Or, how to save 5800 American lives a year while generating new tax income and reducing crime.
This study came out in 2014:
Objective To determine the association between the presence of state medical cannabis laws and opioid analgesic overdose mortality.
Design, Setting, and Participants A time-series analysis was conducted of medical cannabis laws and state-level death certificate data in the United States from 1999 to 2010; all 50 states were included.
Exposures Presence of a law establishing a medical cannabis program in the state.

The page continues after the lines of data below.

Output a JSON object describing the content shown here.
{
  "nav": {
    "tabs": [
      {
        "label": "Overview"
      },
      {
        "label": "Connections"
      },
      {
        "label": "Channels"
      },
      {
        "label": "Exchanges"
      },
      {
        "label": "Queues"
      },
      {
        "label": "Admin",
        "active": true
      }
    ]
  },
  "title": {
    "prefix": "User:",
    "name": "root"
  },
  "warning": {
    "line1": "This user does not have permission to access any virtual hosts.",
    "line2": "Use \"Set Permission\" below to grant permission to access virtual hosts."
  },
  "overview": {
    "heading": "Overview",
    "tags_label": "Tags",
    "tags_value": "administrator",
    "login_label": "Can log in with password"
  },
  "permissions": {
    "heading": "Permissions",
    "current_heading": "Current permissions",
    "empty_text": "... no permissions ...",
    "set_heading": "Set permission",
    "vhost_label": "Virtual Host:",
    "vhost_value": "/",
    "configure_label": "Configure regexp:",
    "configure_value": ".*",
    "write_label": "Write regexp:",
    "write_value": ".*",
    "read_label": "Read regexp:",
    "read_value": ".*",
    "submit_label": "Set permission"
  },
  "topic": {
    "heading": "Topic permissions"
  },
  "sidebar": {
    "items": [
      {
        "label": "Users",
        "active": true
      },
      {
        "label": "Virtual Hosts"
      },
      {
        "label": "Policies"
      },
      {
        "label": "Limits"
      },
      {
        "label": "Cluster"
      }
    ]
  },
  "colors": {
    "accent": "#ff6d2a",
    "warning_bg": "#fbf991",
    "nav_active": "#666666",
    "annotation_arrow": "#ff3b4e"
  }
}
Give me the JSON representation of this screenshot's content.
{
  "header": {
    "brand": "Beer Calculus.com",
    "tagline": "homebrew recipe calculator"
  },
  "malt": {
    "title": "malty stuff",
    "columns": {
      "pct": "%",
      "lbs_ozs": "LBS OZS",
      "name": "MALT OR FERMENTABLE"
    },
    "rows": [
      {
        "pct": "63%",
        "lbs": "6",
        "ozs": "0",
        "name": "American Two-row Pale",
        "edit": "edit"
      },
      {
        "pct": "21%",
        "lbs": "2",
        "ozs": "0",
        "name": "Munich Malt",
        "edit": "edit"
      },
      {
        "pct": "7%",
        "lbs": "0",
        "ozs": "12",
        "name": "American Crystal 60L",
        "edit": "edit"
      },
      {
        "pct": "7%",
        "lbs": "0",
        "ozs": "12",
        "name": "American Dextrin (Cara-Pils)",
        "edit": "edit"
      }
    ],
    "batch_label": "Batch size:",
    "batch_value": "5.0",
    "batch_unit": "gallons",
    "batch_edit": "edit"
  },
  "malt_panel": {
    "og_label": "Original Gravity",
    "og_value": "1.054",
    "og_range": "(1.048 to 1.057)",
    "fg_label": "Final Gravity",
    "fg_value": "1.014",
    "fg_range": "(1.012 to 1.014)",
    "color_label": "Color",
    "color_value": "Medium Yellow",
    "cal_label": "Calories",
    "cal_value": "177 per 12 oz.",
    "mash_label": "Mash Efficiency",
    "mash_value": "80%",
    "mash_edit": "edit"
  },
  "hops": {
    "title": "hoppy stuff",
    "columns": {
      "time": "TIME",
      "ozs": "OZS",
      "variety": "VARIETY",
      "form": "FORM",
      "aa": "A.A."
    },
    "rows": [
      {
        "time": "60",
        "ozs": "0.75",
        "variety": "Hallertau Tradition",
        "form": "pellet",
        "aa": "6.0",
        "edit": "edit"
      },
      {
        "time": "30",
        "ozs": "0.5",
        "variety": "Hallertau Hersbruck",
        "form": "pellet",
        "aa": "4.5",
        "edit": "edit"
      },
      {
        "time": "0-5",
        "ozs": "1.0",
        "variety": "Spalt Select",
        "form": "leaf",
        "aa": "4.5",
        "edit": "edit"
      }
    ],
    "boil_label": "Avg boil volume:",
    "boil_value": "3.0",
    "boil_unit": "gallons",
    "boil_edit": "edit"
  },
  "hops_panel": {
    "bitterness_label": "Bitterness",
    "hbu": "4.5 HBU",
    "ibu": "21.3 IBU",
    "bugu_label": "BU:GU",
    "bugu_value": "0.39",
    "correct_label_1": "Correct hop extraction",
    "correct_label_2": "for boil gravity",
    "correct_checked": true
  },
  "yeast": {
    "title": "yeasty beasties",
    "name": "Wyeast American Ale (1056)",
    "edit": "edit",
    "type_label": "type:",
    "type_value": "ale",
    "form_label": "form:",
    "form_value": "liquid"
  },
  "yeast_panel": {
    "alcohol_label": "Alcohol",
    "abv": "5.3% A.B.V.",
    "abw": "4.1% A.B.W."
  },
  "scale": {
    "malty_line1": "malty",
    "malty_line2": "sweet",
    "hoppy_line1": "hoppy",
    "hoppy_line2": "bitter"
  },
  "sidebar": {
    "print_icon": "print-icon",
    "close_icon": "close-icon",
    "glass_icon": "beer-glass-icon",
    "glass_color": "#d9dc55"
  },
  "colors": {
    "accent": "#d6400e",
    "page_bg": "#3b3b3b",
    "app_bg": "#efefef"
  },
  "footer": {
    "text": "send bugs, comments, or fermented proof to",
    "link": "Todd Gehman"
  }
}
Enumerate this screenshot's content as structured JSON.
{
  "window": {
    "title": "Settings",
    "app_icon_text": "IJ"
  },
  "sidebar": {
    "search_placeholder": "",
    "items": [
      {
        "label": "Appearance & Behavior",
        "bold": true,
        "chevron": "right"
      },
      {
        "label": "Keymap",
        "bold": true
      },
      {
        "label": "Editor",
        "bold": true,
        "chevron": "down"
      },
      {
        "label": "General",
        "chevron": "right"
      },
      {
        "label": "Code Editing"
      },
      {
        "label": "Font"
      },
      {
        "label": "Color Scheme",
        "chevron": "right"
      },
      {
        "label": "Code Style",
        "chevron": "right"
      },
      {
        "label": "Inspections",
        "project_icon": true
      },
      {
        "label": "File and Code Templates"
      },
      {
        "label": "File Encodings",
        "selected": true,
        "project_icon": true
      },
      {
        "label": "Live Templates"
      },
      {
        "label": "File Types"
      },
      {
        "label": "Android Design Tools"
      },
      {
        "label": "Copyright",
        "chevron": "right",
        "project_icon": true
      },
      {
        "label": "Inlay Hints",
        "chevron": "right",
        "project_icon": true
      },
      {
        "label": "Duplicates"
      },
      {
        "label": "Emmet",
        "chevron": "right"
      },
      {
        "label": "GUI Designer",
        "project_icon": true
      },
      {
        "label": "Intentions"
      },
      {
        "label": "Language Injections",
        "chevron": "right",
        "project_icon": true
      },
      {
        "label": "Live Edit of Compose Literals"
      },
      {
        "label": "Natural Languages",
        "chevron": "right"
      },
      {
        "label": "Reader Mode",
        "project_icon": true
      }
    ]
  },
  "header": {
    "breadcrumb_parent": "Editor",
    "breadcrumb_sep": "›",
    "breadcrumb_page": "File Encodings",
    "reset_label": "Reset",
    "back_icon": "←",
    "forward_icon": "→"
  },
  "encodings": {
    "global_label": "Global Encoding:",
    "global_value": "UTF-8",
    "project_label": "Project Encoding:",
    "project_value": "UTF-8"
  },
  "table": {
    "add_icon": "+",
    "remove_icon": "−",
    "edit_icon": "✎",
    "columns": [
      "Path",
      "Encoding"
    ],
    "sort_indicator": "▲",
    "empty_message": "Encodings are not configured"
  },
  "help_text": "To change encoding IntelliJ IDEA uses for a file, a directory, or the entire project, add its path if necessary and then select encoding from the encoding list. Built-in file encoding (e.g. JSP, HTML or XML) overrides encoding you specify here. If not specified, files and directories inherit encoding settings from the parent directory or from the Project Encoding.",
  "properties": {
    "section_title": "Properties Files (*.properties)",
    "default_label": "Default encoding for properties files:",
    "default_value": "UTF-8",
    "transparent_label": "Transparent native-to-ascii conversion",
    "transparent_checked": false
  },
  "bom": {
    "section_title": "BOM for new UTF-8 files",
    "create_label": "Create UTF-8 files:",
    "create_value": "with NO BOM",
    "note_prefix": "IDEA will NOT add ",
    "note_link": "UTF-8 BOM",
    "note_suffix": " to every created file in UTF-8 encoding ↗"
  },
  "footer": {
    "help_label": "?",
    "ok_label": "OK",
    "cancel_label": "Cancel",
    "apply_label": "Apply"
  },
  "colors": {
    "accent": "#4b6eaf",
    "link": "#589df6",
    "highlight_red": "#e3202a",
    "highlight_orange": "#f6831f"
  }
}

Main Outcomes and Measures Age-adjusted opioid analgesic overdose death rate per 100 000 population in each state. Regression models were developed including state and year fixed effects, the presence of 3 different policies regarding opioid analgesics, and the state-specific unemployment rate.
Results Three states (California, Oregon, and Washington) had medical cannabis laws effective prior to 1999. Ten states (Alaska, Colorado, Hawaii, Maine, Michigan, Montana, Nevada, New Mexico, Rhode Island, and Vermont) enacted medical cannabis laws between 1999 and 2010. States with medical cannabis laws had a 24.8% lower mean annual opioid overdose mortality rate (95% CI, −37.5% to −9.5%; P = .003) compared with states without medical cannabis laws. Examination of the association between medical cannabis laws and opioid analgesic overdose mortality in each year after implementation of the law showed that such laws were associated with a lower rate of overdose mortality that generally strengthened over time: year 1 (−19.9%; 95% CI, −30.6% to −7.7%; P = .002), year 2 (−25.2%; 95% CI, −40.6% to −5.9%; P = .01), year 3 (−23.6%; 95% CI, −41.1% to −1.0%; P = .04), year 4 (−20.2%; 95% CI, −33.6% to −4.0%; P = .02), year 5 (−33.7%; 95% CI, −50.9% to −10.4%; P = .008), and year 6 (−33.3%; 95% CI, −44.7% to −19.6%; P < .001). In secondary analyses, the findings remained similar.
Conclusions and Relevance Medical cannabis laws are associated with significantly lower state-level opioid overdose mortality rates. Further investigation is required to determine how medical cannabis laws may interact with policies aimed at preventing opioid analgesic overdose.
OK, so if a state has MEDICAL marijuana legalized, they experience 24.8% lower death rate due to opioid overdose. This includes both prescription and illegal drug ODs. If the gateway drug to heroin is marijuana, then ODs should increase with more legal availability. This suggests that the prescription drugs are the gateway drugs to heroin, and that the availability of marijuana as a substitute pain medication reduces the number of people who take opioids of any kind, and then OD.
The data also suggests that to save a huge number of drug overdose deaths, we just need to make medical marijuana available in the remaining states. In 2014, over 28,000 Americans died of opioid overdose (data here). Based on US Census 2014 state population data (here), my back of the envelope calculation is that we could have saved nearly 5800 lives in 2014 if medical marijuana had been legal in the remaining states.
Do our lawmakers know this? As a comparison, in 2014 there were roughly 33,000 gun deaths (source) and in 2013, 10,000 alcohol related auto accident deaths (source). It seems bizarre that there is so much debate over gun control, with measures being taken that may or may not have any measurable impact on public health, and very little debate about medical marijuana. Only kids with seizures seem a compelling reason to legalize. I think the adults are worth it too. Bring out the veterans! They are terribly victimized by opioid addiction.